  • Before 2003, few incentives had been given to household and commercial users to save electricity – and this waste has contributed to a sizable portion of South Africa’s demand. South Africa has the potential to quickly reduce its own electricity consumption by an amount equivalent to 3 to 5 times Mozambique’s entire consumption!
  • As long as Mozambique’s power planners focus on the huge consumer next door, they will never adequately meet the needs of their own country, which remains largely off-grid and unconnected.
  • Obviously, a power grid supplied by numerous and varied sources is less risky than one that relies primarily on a single source – such as mega-dam hydro.
  • Mozambique has a huge and virtually unexploited solar potential. Annual incident solar radiation, distributed evenly across the country, is about 1.49 million GWh – thousands of times more than the country’s current annual energy demand.
  • Power transmission in Mozambique is an especially critical issue for the country for two reasons. First, the large size of the country and its dispersed settlement patterns make dispatching power to the entire population extremely expensive. Secondly, HCB must first export power to Eskom, which in turn sells the power back to southern Mozambique at an increased rate. There are serious technical, financial and national security implications of this. In addition, long-distance dispatching of power wastes a considerable amount of power due to line losses.
  • Transmission systems can be hugely wasteful. Africa’s power grid loses twice as much electricity during transmission as do more modern systems in other parts of the world, and those losses can equal 2% of GDP annually.
  • More than 80% of Mozambique’s population is off-grid.
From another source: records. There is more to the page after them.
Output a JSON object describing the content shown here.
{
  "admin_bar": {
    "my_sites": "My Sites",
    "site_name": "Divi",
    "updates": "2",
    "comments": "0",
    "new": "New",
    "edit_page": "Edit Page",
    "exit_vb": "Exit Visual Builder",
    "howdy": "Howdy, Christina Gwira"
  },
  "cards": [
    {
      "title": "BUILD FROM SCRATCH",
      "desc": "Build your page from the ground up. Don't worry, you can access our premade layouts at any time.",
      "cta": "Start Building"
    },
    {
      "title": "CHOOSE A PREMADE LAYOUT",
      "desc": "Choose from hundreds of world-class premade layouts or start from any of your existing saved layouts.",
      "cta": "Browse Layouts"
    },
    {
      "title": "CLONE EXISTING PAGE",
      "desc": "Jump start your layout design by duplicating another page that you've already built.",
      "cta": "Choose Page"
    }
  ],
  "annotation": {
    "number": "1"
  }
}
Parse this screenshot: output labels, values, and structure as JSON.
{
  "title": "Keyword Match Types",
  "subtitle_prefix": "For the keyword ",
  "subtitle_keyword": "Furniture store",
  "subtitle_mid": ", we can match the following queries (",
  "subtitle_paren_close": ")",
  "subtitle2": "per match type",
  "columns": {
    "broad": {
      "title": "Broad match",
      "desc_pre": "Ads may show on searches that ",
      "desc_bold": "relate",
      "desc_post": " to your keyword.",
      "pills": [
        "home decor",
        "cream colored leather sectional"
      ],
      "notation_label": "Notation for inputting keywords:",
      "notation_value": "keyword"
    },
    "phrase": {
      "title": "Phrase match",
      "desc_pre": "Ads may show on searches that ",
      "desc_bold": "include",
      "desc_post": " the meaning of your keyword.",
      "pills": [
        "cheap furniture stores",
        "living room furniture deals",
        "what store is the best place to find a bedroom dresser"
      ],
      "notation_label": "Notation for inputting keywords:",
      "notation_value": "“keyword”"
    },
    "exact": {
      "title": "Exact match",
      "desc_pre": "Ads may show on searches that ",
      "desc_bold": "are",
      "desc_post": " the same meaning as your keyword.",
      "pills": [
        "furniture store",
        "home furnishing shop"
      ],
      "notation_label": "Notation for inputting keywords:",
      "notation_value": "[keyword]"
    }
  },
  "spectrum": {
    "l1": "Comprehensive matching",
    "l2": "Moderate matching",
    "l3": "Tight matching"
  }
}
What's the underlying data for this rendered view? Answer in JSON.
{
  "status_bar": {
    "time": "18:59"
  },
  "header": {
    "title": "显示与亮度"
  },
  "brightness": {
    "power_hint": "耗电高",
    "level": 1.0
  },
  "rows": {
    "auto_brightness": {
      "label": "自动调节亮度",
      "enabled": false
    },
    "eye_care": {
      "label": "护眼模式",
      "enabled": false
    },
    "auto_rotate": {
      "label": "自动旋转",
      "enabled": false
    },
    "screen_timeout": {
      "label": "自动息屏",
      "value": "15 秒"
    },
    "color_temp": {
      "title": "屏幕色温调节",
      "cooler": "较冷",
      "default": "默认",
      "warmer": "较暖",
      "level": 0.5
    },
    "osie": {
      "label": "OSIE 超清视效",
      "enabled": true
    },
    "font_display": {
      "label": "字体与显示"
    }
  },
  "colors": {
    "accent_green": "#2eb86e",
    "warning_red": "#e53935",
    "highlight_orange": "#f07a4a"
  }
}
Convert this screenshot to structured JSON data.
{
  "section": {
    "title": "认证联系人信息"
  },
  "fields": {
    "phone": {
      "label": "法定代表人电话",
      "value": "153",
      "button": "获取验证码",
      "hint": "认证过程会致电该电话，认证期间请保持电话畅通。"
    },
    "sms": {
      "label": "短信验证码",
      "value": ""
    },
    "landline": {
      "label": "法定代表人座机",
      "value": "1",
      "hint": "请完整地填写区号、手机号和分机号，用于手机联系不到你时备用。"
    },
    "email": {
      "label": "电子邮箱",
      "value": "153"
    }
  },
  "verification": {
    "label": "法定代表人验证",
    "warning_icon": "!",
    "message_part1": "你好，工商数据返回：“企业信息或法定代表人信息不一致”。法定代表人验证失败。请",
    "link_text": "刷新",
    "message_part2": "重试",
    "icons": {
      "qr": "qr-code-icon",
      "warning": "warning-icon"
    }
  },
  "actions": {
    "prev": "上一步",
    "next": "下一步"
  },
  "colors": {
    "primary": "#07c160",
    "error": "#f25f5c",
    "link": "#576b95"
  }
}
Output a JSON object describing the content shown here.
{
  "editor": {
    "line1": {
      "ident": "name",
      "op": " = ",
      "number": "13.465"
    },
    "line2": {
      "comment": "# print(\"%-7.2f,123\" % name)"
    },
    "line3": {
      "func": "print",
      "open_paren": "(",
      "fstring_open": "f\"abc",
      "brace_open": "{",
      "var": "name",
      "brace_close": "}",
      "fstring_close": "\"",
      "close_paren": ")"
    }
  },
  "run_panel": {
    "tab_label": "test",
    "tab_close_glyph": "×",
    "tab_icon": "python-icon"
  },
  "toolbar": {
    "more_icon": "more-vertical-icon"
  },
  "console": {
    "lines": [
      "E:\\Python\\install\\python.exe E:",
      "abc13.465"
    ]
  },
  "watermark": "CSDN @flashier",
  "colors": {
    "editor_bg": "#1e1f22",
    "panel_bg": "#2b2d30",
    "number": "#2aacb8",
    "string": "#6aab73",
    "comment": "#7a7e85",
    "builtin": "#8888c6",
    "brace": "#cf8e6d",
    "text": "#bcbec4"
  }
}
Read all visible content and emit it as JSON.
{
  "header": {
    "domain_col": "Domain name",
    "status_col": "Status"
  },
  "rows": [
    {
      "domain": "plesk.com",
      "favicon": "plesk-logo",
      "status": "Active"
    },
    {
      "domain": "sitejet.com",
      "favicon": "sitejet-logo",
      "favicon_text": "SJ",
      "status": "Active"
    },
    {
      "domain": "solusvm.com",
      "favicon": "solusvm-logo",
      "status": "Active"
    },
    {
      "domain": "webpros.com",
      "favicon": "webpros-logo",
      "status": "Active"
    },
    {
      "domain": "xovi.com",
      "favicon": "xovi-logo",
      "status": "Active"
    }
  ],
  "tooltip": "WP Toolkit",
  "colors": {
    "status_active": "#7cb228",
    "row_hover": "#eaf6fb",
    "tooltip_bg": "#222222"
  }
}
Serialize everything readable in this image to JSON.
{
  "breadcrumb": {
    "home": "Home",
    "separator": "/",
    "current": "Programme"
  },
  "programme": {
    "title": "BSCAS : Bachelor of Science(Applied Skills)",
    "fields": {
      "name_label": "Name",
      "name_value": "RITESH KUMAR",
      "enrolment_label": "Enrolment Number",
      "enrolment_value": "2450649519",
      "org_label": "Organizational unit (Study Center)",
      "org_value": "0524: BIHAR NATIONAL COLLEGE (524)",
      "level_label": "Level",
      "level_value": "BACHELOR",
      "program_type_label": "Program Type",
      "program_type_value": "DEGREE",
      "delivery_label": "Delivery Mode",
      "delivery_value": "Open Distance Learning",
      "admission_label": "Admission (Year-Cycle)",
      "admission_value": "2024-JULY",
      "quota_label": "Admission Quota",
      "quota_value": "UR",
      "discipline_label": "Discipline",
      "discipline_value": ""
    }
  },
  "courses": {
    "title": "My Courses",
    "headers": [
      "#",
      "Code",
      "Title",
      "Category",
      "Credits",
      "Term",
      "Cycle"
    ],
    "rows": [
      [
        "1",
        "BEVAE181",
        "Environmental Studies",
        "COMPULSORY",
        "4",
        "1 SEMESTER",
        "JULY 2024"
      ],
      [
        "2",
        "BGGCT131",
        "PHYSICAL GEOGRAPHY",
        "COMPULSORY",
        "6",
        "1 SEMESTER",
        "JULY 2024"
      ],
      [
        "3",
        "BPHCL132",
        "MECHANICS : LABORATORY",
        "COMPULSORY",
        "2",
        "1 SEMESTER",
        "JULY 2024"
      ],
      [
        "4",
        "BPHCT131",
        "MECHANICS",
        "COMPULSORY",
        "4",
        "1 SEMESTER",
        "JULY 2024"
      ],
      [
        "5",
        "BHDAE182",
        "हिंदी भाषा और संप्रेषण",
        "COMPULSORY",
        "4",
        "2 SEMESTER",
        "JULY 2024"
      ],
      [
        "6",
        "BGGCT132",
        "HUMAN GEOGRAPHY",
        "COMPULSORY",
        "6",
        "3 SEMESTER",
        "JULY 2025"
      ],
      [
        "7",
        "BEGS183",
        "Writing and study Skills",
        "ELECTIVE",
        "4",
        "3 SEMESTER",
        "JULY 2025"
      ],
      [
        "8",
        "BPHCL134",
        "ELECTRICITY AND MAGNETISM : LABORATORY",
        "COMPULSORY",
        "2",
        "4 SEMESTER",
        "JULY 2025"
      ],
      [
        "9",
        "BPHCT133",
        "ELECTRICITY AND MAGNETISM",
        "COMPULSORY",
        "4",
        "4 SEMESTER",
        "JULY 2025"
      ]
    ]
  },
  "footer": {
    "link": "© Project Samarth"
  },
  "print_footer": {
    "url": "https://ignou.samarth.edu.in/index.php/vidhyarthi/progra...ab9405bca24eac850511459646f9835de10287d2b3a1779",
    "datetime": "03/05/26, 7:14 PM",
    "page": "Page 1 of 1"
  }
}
This group has little access to conventional electricity or modern fuels – in fact, they pay much more per kilowatt-hour of energy for the little they get than those who have access in urban areas.
  • Use of biomass electricity has the potential to generate the most jobs because Mozambique’s small and medium sized enterprises can be involved in all stages of the supply and production chain. Bagasse wastes from the sugar industry, copra wastes from the coconut industry and the other sources could enable Mozambique to quickly build up a power industry based on clean, indigenous biomass fuels.
  • Large-scale concentrating solar projects have yet to be developed in southern Africa, despite high potential (in 2009 Morocco is completing a 20 MW CSP station integrated with a natural gas power station, and Eskom has introduced feed-in tariffs for CSP). Given the relatively high resources in the region, concentrating solar has the special potential to provide a stabilizing counterbalance to hydropower during droughts. Moreover, CSP technologies are rapidly developing energy storage capacities that enable them to become firm power providers. 5000 MW of CSP is set to come on-line in the US and Spain by 2013.
  • For growing economies like Mozambique’s, putting energy efficiency programs in place early makes economic sense. Implementing serious energy efficiency strategies means that, in the future, there will be more electricity to share with those currently without access to electricity – and it will free up money to invest in other pressing needs.